● **YOUR ASSIGNMENT**
Lines with "icon" in the entries below: count them and reply with the number alone.

● **SUPPLIED DATA**
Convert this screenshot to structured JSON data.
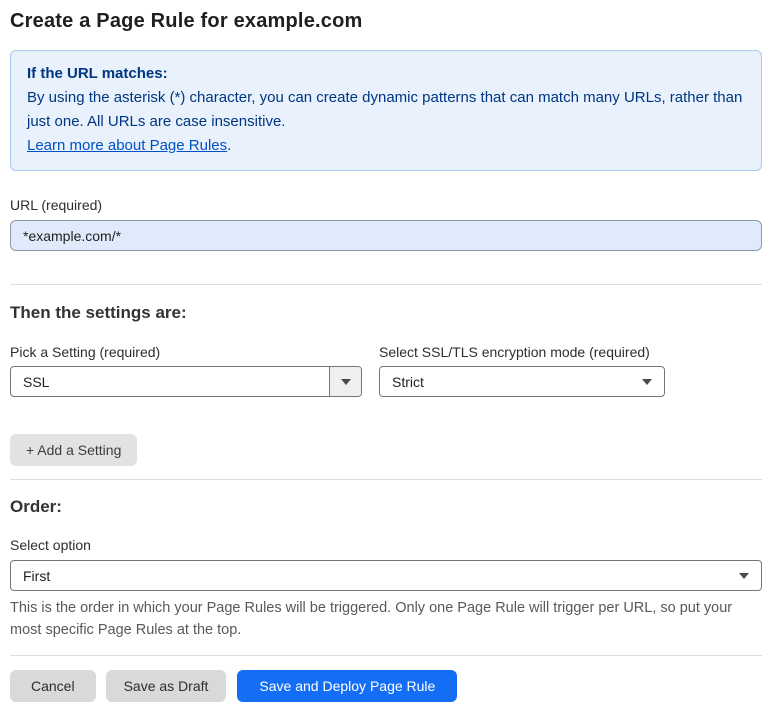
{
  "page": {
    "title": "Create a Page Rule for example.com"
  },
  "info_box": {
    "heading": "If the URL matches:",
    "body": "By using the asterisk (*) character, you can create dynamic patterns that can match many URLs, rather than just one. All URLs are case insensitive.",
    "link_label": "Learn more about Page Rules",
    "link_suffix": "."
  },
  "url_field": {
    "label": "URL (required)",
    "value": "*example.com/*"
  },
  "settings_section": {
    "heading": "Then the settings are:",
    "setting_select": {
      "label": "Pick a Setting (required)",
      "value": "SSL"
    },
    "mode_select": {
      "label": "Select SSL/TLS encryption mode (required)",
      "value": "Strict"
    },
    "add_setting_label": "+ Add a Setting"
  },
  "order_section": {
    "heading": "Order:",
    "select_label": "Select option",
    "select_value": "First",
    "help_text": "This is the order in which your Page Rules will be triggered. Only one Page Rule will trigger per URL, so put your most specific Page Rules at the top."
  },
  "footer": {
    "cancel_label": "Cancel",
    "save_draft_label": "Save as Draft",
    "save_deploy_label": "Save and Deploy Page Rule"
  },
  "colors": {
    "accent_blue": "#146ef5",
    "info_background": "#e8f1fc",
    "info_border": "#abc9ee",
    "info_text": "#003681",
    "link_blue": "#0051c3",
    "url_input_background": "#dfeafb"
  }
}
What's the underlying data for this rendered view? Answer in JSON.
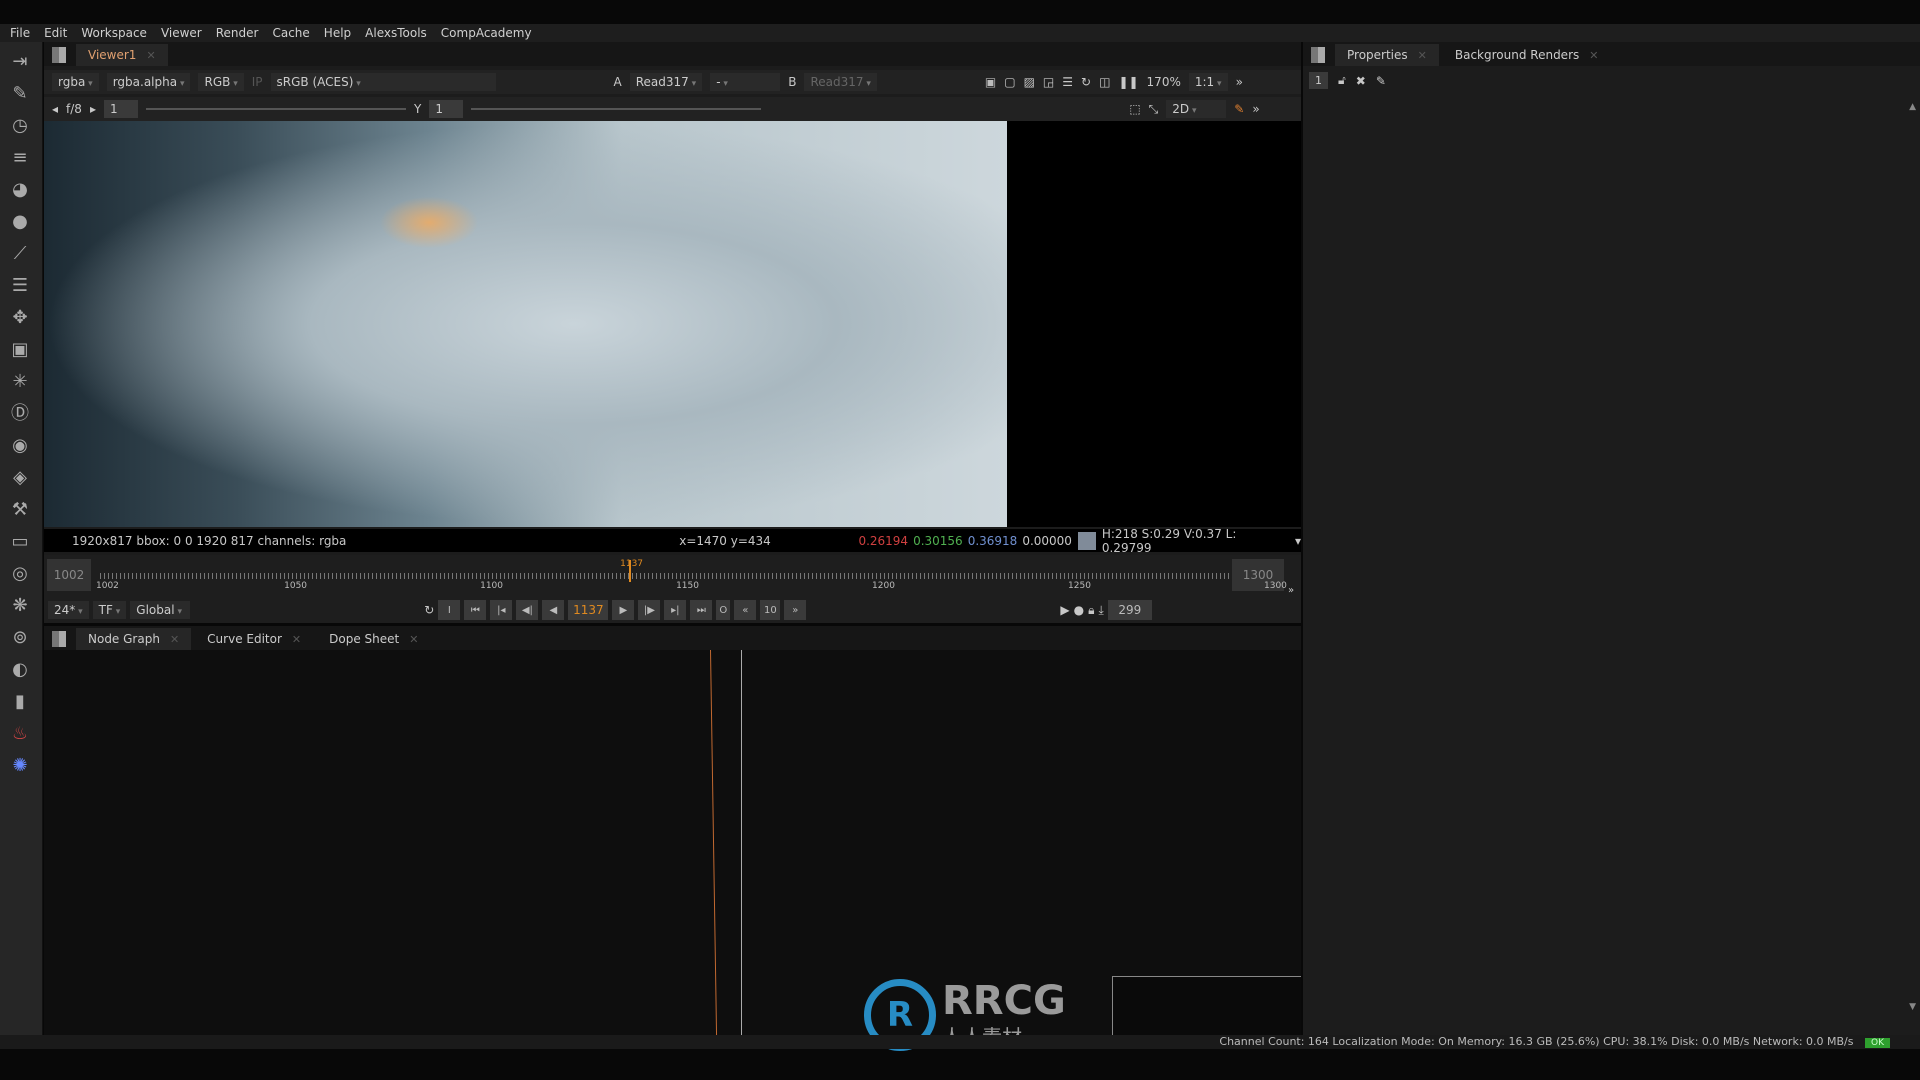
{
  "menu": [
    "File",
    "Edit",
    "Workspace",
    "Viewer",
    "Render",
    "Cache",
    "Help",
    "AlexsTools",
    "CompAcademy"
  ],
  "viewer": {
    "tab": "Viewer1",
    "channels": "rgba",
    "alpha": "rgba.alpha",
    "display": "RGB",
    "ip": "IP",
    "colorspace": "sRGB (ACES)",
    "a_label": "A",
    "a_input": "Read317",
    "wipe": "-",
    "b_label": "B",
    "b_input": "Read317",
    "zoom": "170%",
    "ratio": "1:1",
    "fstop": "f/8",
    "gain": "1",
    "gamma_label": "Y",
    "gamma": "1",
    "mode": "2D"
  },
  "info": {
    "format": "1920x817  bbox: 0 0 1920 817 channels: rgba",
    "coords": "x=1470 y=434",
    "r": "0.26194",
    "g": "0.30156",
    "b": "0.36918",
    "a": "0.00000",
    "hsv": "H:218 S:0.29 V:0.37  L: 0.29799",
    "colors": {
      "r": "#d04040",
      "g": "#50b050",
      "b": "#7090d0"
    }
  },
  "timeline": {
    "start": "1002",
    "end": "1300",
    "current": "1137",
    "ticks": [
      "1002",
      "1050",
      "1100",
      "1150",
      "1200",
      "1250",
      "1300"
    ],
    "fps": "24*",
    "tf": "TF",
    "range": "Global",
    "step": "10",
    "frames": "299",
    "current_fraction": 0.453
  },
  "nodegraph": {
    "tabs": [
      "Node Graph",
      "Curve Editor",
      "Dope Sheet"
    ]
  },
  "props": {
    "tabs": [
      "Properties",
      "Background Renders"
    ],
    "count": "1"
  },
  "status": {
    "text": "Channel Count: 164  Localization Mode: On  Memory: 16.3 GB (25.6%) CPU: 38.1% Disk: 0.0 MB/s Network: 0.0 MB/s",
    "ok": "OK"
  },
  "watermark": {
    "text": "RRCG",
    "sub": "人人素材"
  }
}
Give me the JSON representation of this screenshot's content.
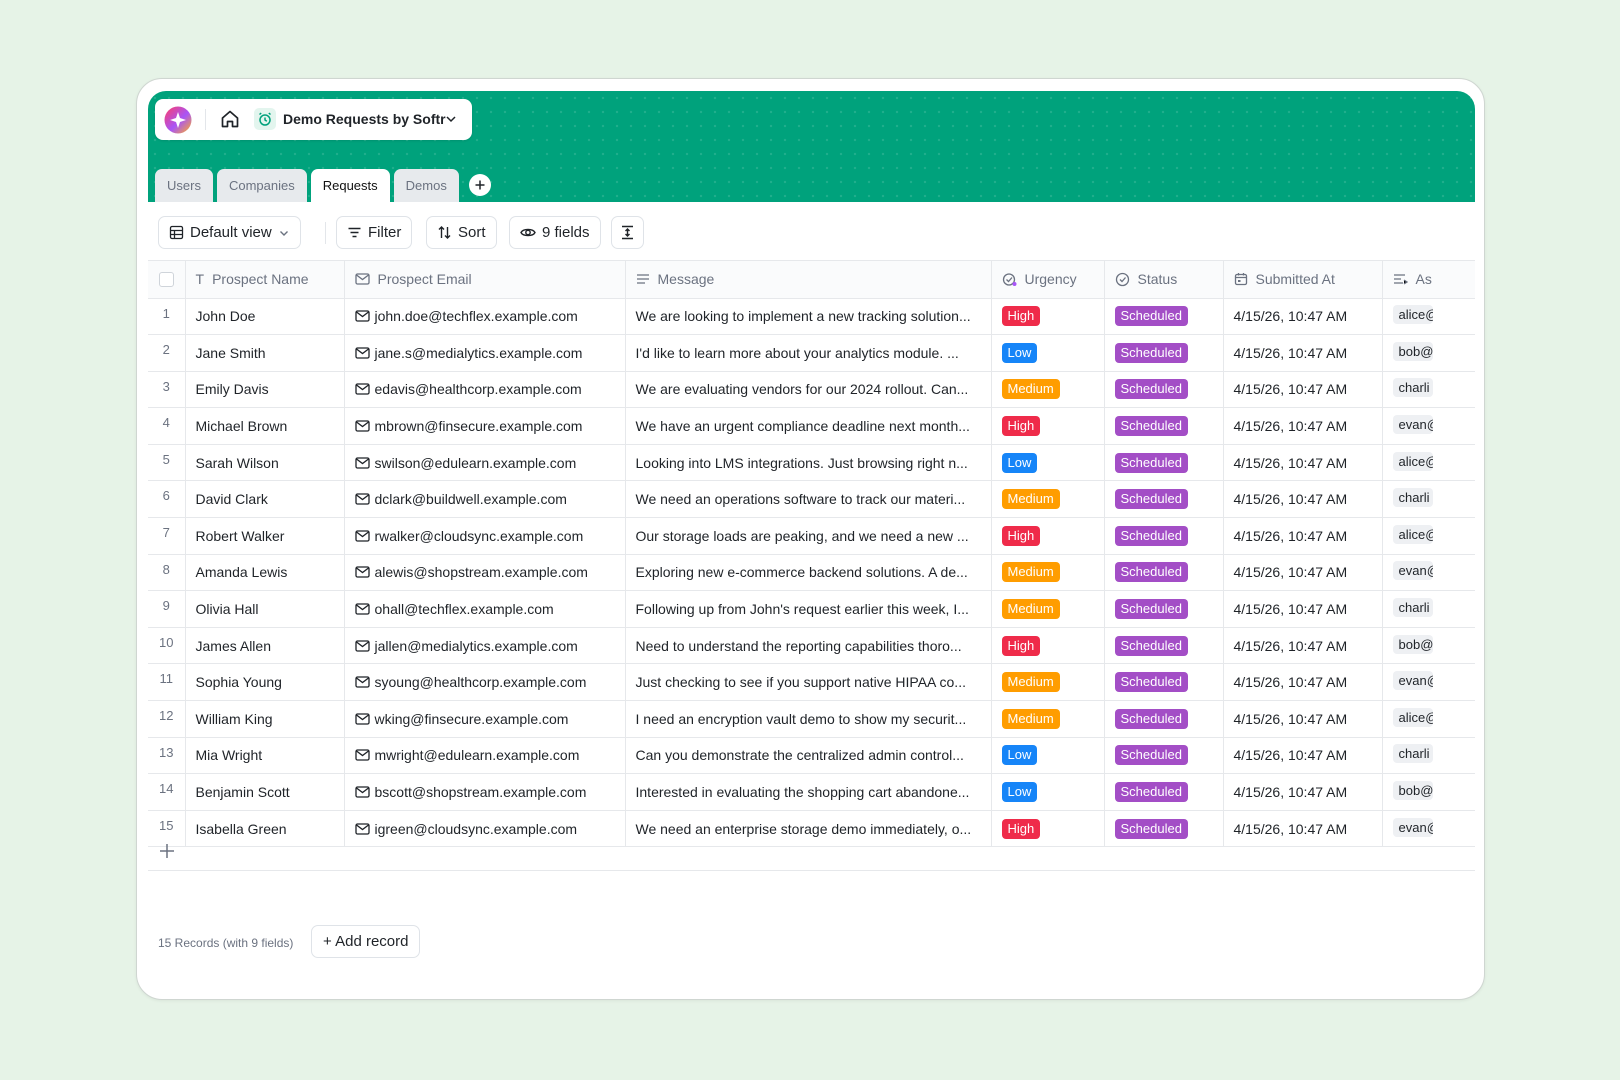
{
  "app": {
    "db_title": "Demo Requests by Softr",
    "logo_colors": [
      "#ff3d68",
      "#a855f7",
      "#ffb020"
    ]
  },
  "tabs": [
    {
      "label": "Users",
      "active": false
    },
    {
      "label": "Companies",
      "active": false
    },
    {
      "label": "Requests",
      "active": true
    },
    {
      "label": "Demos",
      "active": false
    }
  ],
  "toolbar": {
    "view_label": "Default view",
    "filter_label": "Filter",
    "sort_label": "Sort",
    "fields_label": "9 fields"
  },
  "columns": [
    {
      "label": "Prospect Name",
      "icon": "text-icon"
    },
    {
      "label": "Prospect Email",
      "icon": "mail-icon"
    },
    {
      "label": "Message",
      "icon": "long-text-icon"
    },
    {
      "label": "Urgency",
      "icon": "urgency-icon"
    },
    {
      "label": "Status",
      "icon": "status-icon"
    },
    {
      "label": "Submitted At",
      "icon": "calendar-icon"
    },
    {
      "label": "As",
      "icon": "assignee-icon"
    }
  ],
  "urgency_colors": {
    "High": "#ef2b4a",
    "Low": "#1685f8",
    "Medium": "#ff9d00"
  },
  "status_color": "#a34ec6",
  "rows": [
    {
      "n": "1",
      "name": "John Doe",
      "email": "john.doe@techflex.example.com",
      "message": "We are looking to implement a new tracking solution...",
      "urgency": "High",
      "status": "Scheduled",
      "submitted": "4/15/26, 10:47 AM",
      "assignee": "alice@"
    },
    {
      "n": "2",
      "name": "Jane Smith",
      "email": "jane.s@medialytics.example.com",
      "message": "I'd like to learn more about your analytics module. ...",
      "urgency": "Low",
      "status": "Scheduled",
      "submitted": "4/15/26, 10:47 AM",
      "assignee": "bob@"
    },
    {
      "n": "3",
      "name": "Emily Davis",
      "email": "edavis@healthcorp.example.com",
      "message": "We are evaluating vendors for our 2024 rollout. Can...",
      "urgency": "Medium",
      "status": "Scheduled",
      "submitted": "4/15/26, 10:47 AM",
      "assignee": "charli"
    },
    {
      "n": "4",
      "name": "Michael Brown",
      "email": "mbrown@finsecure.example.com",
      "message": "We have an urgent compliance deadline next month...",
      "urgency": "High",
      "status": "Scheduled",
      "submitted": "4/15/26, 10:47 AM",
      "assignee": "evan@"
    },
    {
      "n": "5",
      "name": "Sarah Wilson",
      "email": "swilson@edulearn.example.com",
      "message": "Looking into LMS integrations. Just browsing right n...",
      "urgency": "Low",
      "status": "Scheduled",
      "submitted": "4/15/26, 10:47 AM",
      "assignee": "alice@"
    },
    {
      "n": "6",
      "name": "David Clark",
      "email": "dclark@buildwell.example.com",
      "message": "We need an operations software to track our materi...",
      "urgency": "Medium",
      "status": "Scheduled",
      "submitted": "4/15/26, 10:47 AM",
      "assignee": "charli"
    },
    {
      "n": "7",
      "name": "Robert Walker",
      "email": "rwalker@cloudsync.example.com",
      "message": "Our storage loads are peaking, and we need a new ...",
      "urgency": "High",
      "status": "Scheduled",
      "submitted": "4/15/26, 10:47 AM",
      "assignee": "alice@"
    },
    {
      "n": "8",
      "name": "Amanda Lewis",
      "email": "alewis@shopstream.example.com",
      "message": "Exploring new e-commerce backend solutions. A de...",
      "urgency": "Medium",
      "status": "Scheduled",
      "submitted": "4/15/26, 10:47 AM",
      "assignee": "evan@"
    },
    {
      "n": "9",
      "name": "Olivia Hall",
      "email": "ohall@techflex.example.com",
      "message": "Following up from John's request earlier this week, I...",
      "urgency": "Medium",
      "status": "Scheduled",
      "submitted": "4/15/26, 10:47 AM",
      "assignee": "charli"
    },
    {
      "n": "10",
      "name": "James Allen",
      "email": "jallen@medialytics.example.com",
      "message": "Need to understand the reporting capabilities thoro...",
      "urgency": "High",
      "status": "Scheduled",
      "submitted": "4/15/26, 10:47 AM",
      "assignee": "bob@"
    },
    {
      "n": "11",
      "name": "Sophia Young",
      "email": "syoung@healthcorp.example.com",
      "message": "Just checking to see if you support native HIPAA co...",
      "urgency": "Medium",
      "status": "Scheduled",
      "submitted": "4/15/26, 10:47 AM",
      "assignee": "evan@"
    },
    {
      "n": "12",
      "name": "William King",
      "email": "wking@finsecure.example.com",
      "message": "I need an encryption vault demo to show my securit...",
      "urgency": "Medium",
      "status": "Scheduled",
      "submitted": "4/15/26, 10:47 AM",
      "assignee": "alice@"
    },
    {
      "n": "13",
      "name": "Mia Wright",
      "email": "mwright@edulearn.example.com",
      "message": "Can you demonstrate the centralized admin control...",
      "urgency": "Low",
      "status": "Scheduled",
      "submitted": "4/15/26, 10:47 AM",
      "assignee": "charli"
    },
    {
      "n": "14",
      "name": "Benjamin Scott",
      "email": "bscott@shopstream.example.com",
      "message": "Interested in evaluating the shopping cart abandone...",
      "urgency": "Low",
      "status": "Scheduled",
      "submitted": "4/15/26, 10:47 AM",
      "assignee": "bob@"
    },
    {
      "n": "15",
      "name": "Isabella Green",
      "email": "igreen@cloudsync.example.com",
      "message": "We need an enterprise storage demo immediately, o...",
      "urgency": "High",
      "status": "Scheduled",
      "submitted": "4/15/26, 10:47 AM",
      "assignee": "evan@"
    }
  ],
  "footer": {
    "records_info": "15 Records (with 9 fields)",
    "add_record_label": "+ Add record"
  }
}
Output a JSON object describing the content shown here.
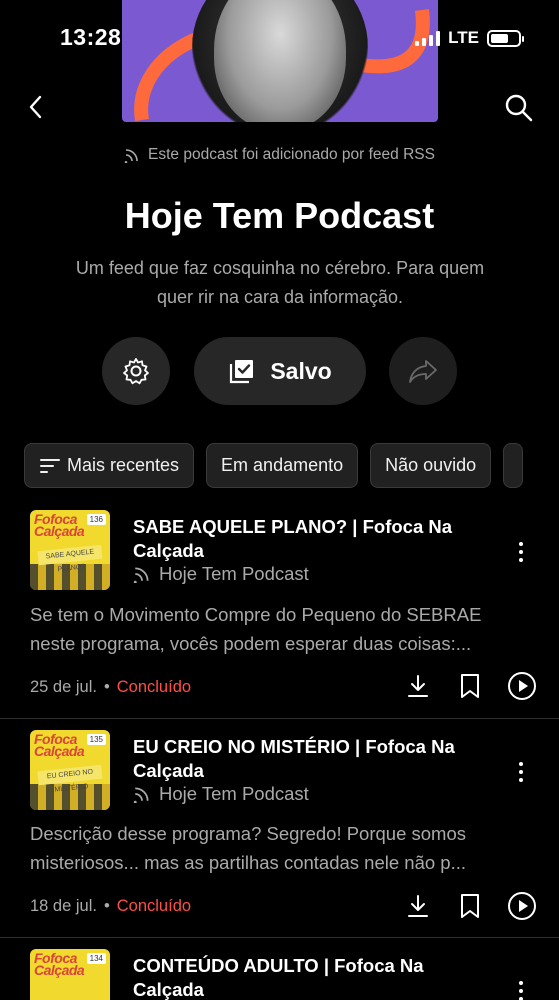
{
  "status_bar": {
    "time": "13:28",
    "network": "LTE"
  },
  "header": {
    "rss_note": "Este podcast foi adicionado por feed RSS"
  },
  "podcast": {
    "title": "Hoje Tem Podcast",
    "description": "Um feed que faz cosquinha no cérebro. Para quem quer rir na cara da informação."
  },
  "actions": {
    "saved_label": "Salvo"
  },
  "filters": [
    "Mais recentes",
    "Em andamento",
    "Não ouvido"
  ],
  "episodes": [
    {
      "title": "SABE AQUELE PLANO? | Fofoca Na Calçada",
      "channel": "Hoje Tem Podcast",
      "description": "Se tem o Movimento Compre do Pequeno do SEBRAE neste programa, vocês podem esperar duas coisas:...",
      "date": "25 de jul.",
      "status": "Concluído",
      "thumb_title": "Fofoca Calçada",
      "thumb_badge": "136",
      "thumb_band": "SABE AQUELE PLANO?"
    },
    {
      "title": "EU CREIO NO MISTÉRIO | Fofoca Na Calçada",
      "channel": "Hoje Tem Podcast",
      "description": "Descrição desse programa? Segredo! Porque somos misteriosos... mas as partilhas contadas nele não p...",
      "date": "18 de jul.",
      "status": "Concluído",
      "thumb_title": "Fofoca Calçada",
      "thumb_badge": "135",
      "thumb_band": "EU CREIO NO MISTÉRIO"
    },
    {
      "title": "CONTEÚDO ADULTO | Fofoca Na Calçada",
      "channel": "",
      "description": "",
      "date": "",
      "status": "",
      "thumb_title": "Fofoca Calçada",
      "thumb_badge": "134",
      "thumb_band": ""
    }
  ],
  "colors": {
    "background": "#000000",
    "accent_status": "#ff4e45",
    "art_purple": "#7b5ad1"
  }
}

● **YOUR SOLUTION**
7